It’s tempting to look into the shadows for a deep, dark conspiracy behind the three Prairie provinces’ reluctance to fully support AgriStability.
The farm income support program, cost shared 60-40 by the federal and provincial governments, compensates participating farmers if their farm income minus eligible expenses drops below a certain threshold.
Farmers and their organizations have complained for years that the program isn’t functioning properly and many producers were simply dropping out. That leaves the primary agriculture sector vulnerable to increased volatility, which increases risk and discourages growth. A struggling primary sector quickly ripples through the value chain and spills over into the economy in general.
Finally, after years of lobbying, the federal government last November offered to support changes in line with what producer organizations said were necessary. Those changes would make it easier for farmers to qualify for compensation and increase the amount they receive.
The example provided illustrates these changes could mean the difference between a Prairie grain farmer receiving $4,000 from the program or $75,000.
Of course, that also increases the potential cost to taxpayers by an estimated $170 million annually, about $68 million of which would come from the provinces.
Ontario, British Columbia, Prince Edward Island and Quebec are on board with the plan. The three Prairie provinces aren’t saying.

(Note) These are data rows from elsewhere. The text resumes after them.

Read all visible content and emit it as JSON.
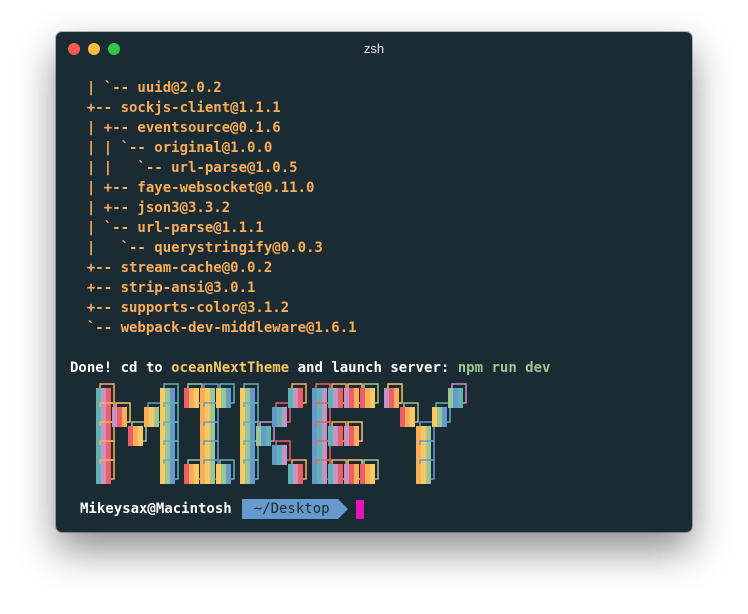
{
  "window": {
    "title": "zsh"
  },
  "tree": [
    "  | `-- uuid@2.0.2",
    "  +-- sockjs-client@1.1.1",
    "  | +-- eventsource@0.1.6",
    "  | | `-- original@1.0.0",
    "  | |   `-- url-parse@1.0.5",
    "  | +-- faye-websocket@0.11.0",
    "  | +-- json3@3.3.2",
    "  | `-- url-parse@1.1.1",
    "  |   `-- querystringify@0.0.3",
    "  +-- stream-cache@0.0.2",
    "  +-- strip-ansi@3.0.1",
    "  +-- supports-color@3.1.2",
    "  `-- webpack-dev-middleware@1.6.1"
  ],
  "done": {
    "prefix": "Done! cd to ",
    "project": "oceanNextTheme",
    "middle": " and launch server: ",
    "command": "npm run dev"
  },
  "banner": {
    "text": "MIKEY",
    "colors": [
      "#5fb3b3",
      "#c594c5",
      "#ec5f67",
      "#f9ae58",
      "#fac863",
      "#99c794",
      "#6699cc"
    ]
  },
  "prompt": {
    "user": "Mikeysax@Macintosh",
    "cwd": "~/Desktop"
  }
}
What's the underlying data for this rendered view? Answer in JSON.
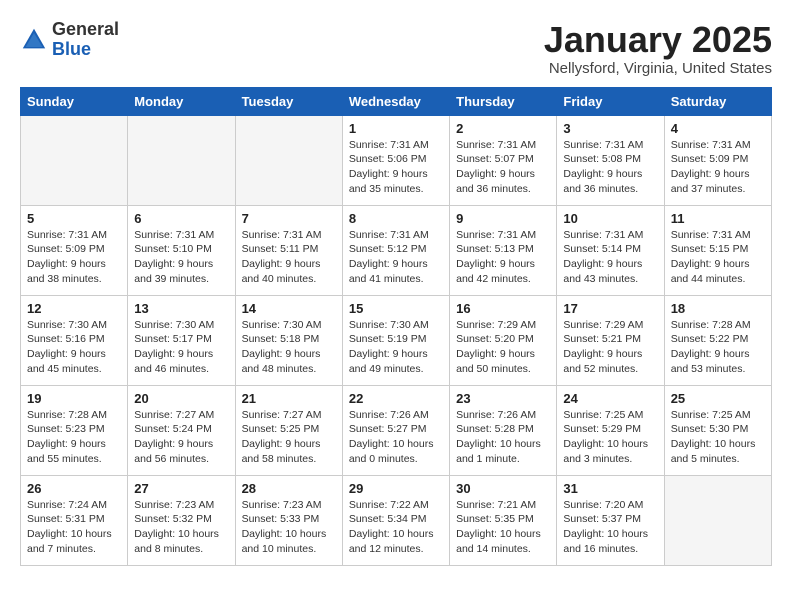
{
  "header": {
    "logo_general": "General",
    "logo_blue": "Blue",
    "month_title": "January 2025",
    "location": "Nellysford, Virginia, United States"
  },
  "days_of_week": [
    "Sunday",
    "Monday",
    "Tuesday",
    "Wednesday",
    "Thursday",
    "Friday",
    "Saturday"
  ],
  "weeks": [
    [
      {
        "day": "",
        "info": ""
      },
      {
        "day": "",
        "info": ""
      },
      {
        "day": "",
        "info": ""
      },
      {
        "day": "1",
        "info": "Sunrise: 7:31 AM\nSunset: 5:06 PM\nDaylight: 9 hours and 35 minutes."
      },
      {
        "day": "2",
        "info": "Sunrise: 7:31 AM\nSunset: 5:07 PM\nDaylight: 9 hours and 36 minutes."
      },
      {
        "day": "3",
        "info": "Sunrise: 7:31 AM\nSunset: 5:08 PM\nDaylight: 9 hours and 36 minutes."
      },
      {
        "day": "4",
        "info": "Sunrise: 7:31 AM\nSunset: 5:09 PM\nDaylight: 9 hours and 37 minutes."
      }
    ],
    [
      {
        "day": "5",
        "info": "Sunrise: 7:31 AM\nSunset: 5:09 PM\nDaylight: 9 hours and 38 minutes."
      },
      {
        "day": "6",
        "info": "Sunrise: 7:31 AM\nSunset: 5:10 PM\nDaylight: 9 hours and 39 minutes."
      },
      {
        "day": "7",
        "info": "Sunrise: 7:31 AM\nSunset: 5:11 PM\nDaylight: 9 hours and 40 minutes."
      },
      {
        "day": "8",
        "info": "Sunrise: 7:31 AM\nSunset: 5:12 PM\nDaylight: 9 hours and 41 minutes."
      },
      {
        "day": "9",
        "info": "Sunrise: 7:31 AM\nSunset: 5:13 PM\nDaylight: 9 hours and 42 minutes."
      },
      {
        "day": "10",
        "info": "Sunrise: 7:31 AM\nSunset: 5:14 PM\nDaylight: 9 hours and 43 minutes."
      },
      {
        "day": "11",
        "info": "Sunrise: 7:31 AM\nSunset: 5:15 PM\nDaylight: 9 hours and 44 minutes."
      }
    ],
    [
      {
        "day": "12",
        "info": "Sunrise: 7:30 AM\nSunset: 5:16 PM\nDaylight: 9 hours and 45 minutes."
      },
      {
        "day": "13",
        "info": "Sunrise: 7:30 AM\nSunset: 5:17 PM\nDaylight: 9 hours and 46 minutes."
      },
      {
        "day": "14",
        "info": "Sunrise: 7:30 AM\nSunset: 5:18 PM\nDaylight: 9 hours and 48 minutes."
      },
      {
        "day": "15",
        "info": "Sunrise: 7:30 AM\nSunset: 5:19 PM\nDaylight: 9 hours and 49 minutes."
      },
      {
        "day": "16",
        "info": "Sunrise: 7:29 AM\nSunset: 5:20 PM\nDaylight: 9 hours and 50 minutes."
      },
      {
        "day": "17",
        "info": "Sunrise: 7:29 AM\nSunset: 5:21 PM\nDaylight: 9 hours and 52 minutes."
      },
      {
        "day": "18",
        "info": "Sunrise: 7:28 AM\nSunset: 5:22 PM\nDaylight: 9 hours and 53 minutes."
      }
    ],
    [
      {
        "day": "19",
        "info": "Sunrise: 7:28 AM\nSunset: 5:23 PM\nDaylight: 9 hours and 55 minutes."
      },
      {
        "day": "20",
        "info": "Sunrise: 7:27 AM\nSunset: 5:24 PM\nDaylight: 9 hours and 56 minutes."
      },
      {
        "day": "21",
        "info": "Sunrise: 7:27 AM\nSunset: 5:25 PM\nDaylight: 9 hours and 58 minutes."
      },
      {
        "day": "22",
        "info": "Sunrise: 7:26 AM\nSunset: 5:27 PM\nDaylight: 10 hours and 0 minutes."
      },
      {
        "day": "23",
        "info": "Sunrise: 7:26 AM\nSunset: 5:28 PM\nDaylight: 10 hours and 1 minute."
      },
      {
        "day": "24",
        "info": "Sunrise: 7:25 AM\nSunset: 5:29 PM\nDaylight: 10 hours and 3 minutes."
      },
      {
        "day": "25",
        "info": "Sunrise: 7:25 AM\nSunset: 5:30 PM\nDaylight: 10 hours and 5 minutes."
      }
    ],
    [
      {
        "day": "26",
        "info": "Sunrise: 7:24 AM\nSunset: 5:31 PM\nDaylight: 10 hours and 7 minutes."
      },
      {
        "day": "27",
        "info": "Sunrise: 7:23 AM\nSunset: 5:32 PM\nDaylight: 10 hours and 8 minutes."
      },
      {
        "day": "28",
        "info": "Sunrise: 7:23 AM\nSunset: 5:33 PM\nDaylight: 10 hours and 10 minutes."
      },
      {
        "day": "29",
        "info": "Sunrise: 7:22 AM\nSunset: 5:34 PM\nDaylight: 10 hours and 12 minutes."
      },
      {
        "day": "30",
        "info": "Sunrise: 7:21 AM\nSunset: 5:35 PM\nDaylight: 10 hours and 14 minutes."
      },
      {
        "day": "31",
        "info": "Sunrise: 7:20 AM\nSunset: 5:37 PM\nDaylight: 10 hours and 16 minutes."
      },
      {
        "day": "",
        "info": ""
      }
    ]
  ]
}
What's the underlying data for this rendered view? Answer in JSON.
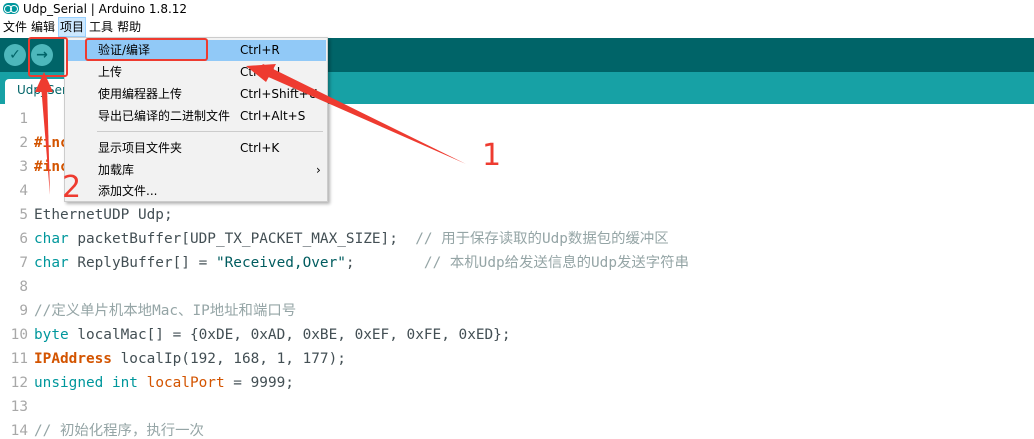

At least two of the holdouts have to opt in for the changes to move forward under the federal-provincial agreement on how agriculture is supported in Canada.
Their silence prompted Agriculture and Agri-Food Canada Minister Marie-Claude Bibeau to turn up the heat a little earlier this month.
Finally, the two levels of government moved forward with one of the changes last week, worth about $95 million, by removing the so-called “reference margin limit.” But there was no agreement on increasing compensation as the federal government was proposing.
But it’s also become known that the Prairie provinces are cooking up a different approach, a whole-farm revenue insurance program they want to see up and running in 2023. The model would insure an entire farming enterprise for a margin decline from revenue fluctuations, expense changes, or a combination of the two.
Insurable margin would be based on historical yields, prices and expenses. A producer would be able to choose their level of coverage for their insurable margin from a minimum of 50 per cent to a maximum of 90 per cent. Like crop insurance, the program would be self-sustaining and include producer premiums.
Its cost effectiveness remains to be seen. So far, little has been said about whether this could unravel Canada’s national network of farm supports, how it might impact Canada’s ability to negotiate trade deals or how it might affect equity for producers across the country.
Provinces understandably want to keep a lid on costs. The ongoing pandemic has taken a heavy toll on government coffers, so putting more dollars into a program to support a sector that right now isn’t suffering is a hard sell to the keepers of the treasury.
In fact, farm incomes are soaring and net worth is rising, as noted in the recently released annual Farmland Values report from Farm Credit Canada. Average farm net cash income rose a record 21.8 per cent in 2020. More than 70 per cent of farm operations are on track to record profitable incomes in 2021.
With good times rolling in agriculture, the provinces won’t get any complaints from taxpayers if they balk at paying more into farm subsidies. Farmers may be displeased, but they aren’t likely to change their voting patterns. So, governments’ political exposure is low.
However, good times in agriculture are precisely why governments should support the effective stabilization programs.
The average age of farmers in Canada is 56. Rising land values are a good opportunity for farmers nearing retirement to consider exiting. While it may be attractive for some to sell out and cash in, it also will be appealing to hang on to their land and rent it out.
Access to rented land reduces a significant barrier to entry for young or beginning farmers, especially when combined with high commodity prices and low interest rates. But beginning farmers are typically more highly leveraged and more vulnerable to business risks due to production or market losses.
They need backstops like AgriStability more so than established farmers who have built up their equity.
As well, agriculture is a significant contributor to Prairie provincial economies, which will be counting on its performance to support a post-pandemic recovery.
Refusing to invest is short sighted, pure and simple.